=== Begin Enclosure ===
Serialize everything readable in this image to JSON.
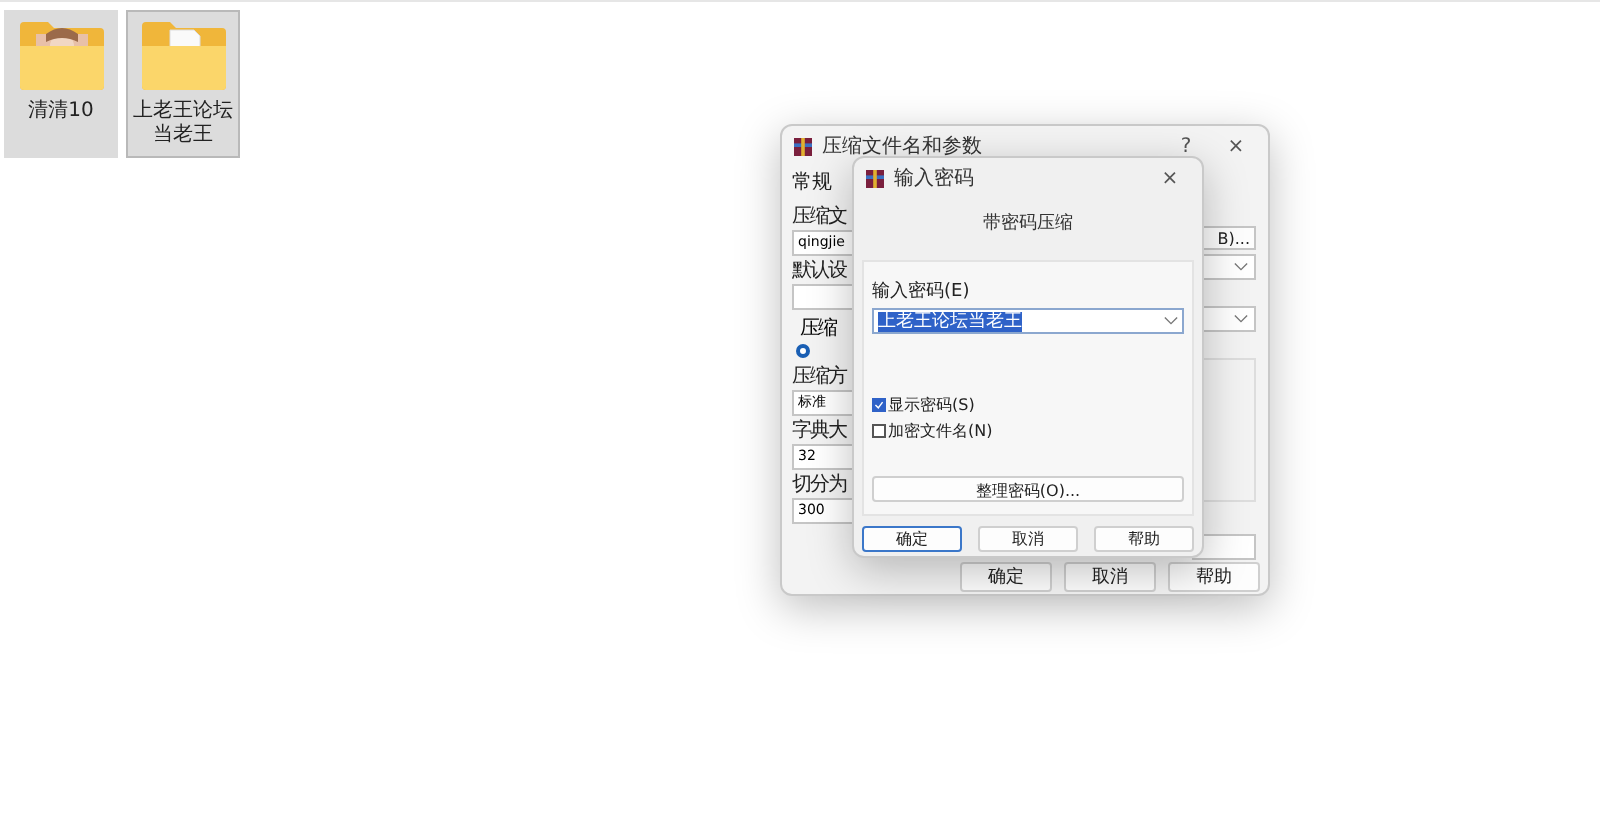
{
  "desktop": {
    "icons": [
      {
        "label": "清清10",
        "selected": true
      },
      {
        "label": "上老王论坛当老王",
        "selected": true,
        "kind": "document"
      }
    ]
  },
  "archive_dialog": {
    "title": "压缩文件名和参数",
    "help": "?",
    "close": "×",
    "tab": "常规",
    "left_items": [
      {
        "kind": "label",
        "text": "压缩文"
      },
      {
        "kind": "field",
        "text": "qingjie"
      },
      {
        "kind": "label",
        "text": "默认设"
      },
      {
        "kind": "field"
      },
      {
        "kind": "group",
        "text": "压缩"
      },
      {
        "kind": "radio",
        "checked": true
      },
      {
        "kind": "label",
        "text": "压缩方"
      },
      {
        "kind": "field",
        "text": "标准"
      },
      {
        "kind": "label",
        "text": "字典大"
      },
      {
        "kind": "field",
        "text": "32"
      },
      {
        "kind": "label",
        "text": "切分为"
      },
      {
        "kind": "field",
        "text": "300"
      }
    ],
    "browse_button": "B)...",
    "buttons": [
      "确定",
      "取消",
      "帮助"
    ]
  },
  "password_dialog": {
    "title": "输入密码",
    "close": "×",
    "heading": "带密码压缩",
    "password": {
      "label": "输入密码(E)",
      "value": "上老王论坛当老王",
      "selected": true
    },
    "options": [
      {
        "label": "显示密码(S)",
        "checked": true
      },
      {
        "label": "加密文件名(N)",
        "checked": false
      }
    ],
    "organize_button": "整理密码(O)...",
    "buttons": [
      {
        "label": "确定",
        "focused": true
      },
      {
        "label": "取消",
        "focused": false
      },
      {
        "label": "帮助",
        "focused": false
      }
    ]
  }
}
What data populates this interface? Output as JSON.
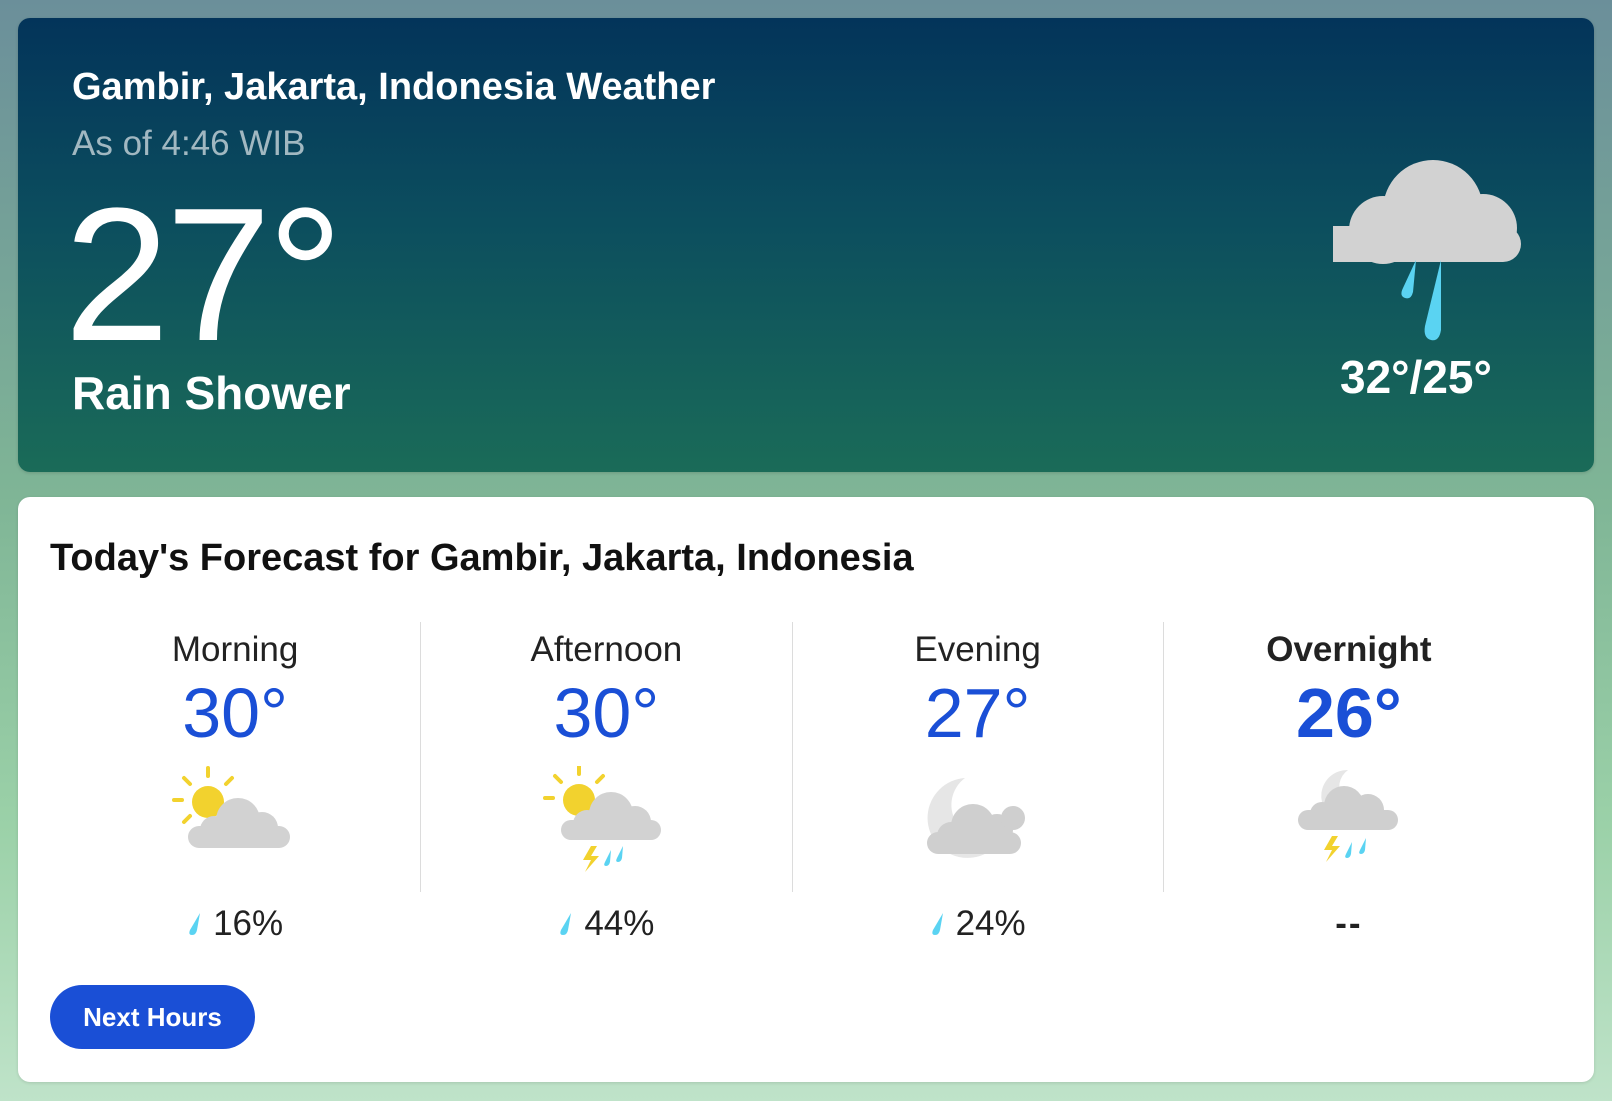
{
  "current": {
    "title": "Gambir, Jakarta, Indonesia Weather",
    "as_of": "As of 4:46 WIB",
    "temperature": "27°",
    "phrase": "Rain Shower",
    "icon": "rain-shower-icon",
    "hi_lo": "32°/25°"
  },
  "forecast": {
    "title": "Today's Forecast for Gambir, Jakarta, Indonesia",
    "periods": [
      {
        "label": "Morning",
        "temp": "30°",
        "icon": "partly-cloudy-icon",
        "precip": "16%"
      },
      {
        "label": "Afternoon",
        "temp": "30°",
        "icon": "thunderstorm-icon",
        "precip": "44%"
      },
      {
        "label": "Evening",
        "temp": "27°",
        "icon": "mostly-cloudy-night-icon",
        "precip": "24%"
      },
      {
        "label": "Overnight",
        "temp": "26°",
        "icon": "night-thunderstorm-icon",
        "precip": "--"
      }
    ],
    "next_button": "Next Hours"
  },
  "colors": {
    "accent": "#1a4fd6",
    "hero_top": "#03345a",
    "hero_bottom": "#1a6b58",
    "rain_drop": "#5ad3f2",
    "lightning": "#f2d22e",
    "cloud": "#d2d2d2",
    "sun": "#f2d22e"
  }
}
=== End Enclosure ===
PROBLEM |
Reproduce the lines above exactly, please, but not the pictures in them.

ANSWER AREA |
Serialize everything readable in this image to JSON.
{
  "desktop": {
    "icons": [
      {
        "label": "清清10",
        "selected": true
      },
      {
        "label": "上老王论坛当老王",
        "selected": true,
        "kind": "document"
      }
    ]
  },
  "archive_dialog": {
    "title": "压缩文件名和参数",
    "help": "?",
    "close": "×",
    "tab": "常规",
    "left_items": [
      {
        "kind": "label",
        "text": "压缩文"
      },
      {
        "kind": "field",
        "text": "qingjie"
      },
      {
        "kind": "label",
        "text": "默认设"
      },
      {
        "kind": "field"
      },
      {
        "kind": "group",
        "text": "压缩"
      },
      {
        "kind": "radio",
        "checked": true
      },
      {
        "kind": "label",
        "text": "压缩方"
      },
      {
        "kind": "field",
        "text": "标准"
      },
      {
        "kind": "label",
        "text": "字典大"
      },
      {
        "kind": "field",
        "text": "32"
      },
      {
        "kind": "label",
        "text": "切分为"
      },
      {
        "kind": "field",
        "text": "300"
      }
    ],
    "browse_button": "B)...",
    "buttons": [
      "确定",
      "取消",
      "帮助"
    ]
  },
  "password_dialog": {
    "title": "输入密码",
    "close": "×",
    "heading": "带密码压缩",
    "password": {
      "label": "输入密码(E)",
      "value": "上老王论坛当老王",
      "selected": true
    },
    "options": [
      {
        "label": "显示密码(S)",
        "checked": true
      },
      {
        "label": "加密文件名(N)",
        "checked": false
      }
    ],
    "organize_button": "整理密码(O)...",
    "buttons": [
      {
        "label": "确定",
        "focused": true
      },
      {
        "label": "取消",
        "focused": false
      },
      {
        "label": "帮助",
        "focused": false
      }
    ]
  }
}
What data populates this interface? Output as JSON.
{
  "current": {
    "title": "Gambir, Jakarta, Indonesia Weather",
    "as_of": "As of 4:46 WIB",
    "temperature": "27°",
    "phrase": "Rain Shower",
    "icon": "rain-shower-icon",
    "hi_lo": "32°/25°"
  },
  "forecast": {
    "title": "Today's Forecast for Gambir, Jakarta, Indonesia",
    "periods": [
      {
        "label": "Morning",
        "temp": "30°",
        "icon": "partly-cloudy-icon",
        "precip": "16%"
      },
      {
        "label": "Afternoon",
        "temp": "30°",
        "icon": "thunderstorm-icon",
        "precip": "44%"
      },
      {
        "label": "Evening",
        "temp": "27°",
        "icon": "mostly-cloudy-night-icon",
        "precip": "24%"
      },
      {
        "label": "Overnight",
        "temp": "26°",
        "icon": "night-thunderstorm-icon",
        "precip": "--"
      }
    ],
    "next_button": "Next Hours"
  },
  "colors": {
    "accent": "#1a4fd6",
    "hero_top": "#03345a",
    "hero_bottom": "#1a6b58",
    "rain_drop": "#5ad3f2",
    "lightning": "#f2d22e",
    "cloud": "#d2d2d2",
    "sun": "#f2d22e"
  }
}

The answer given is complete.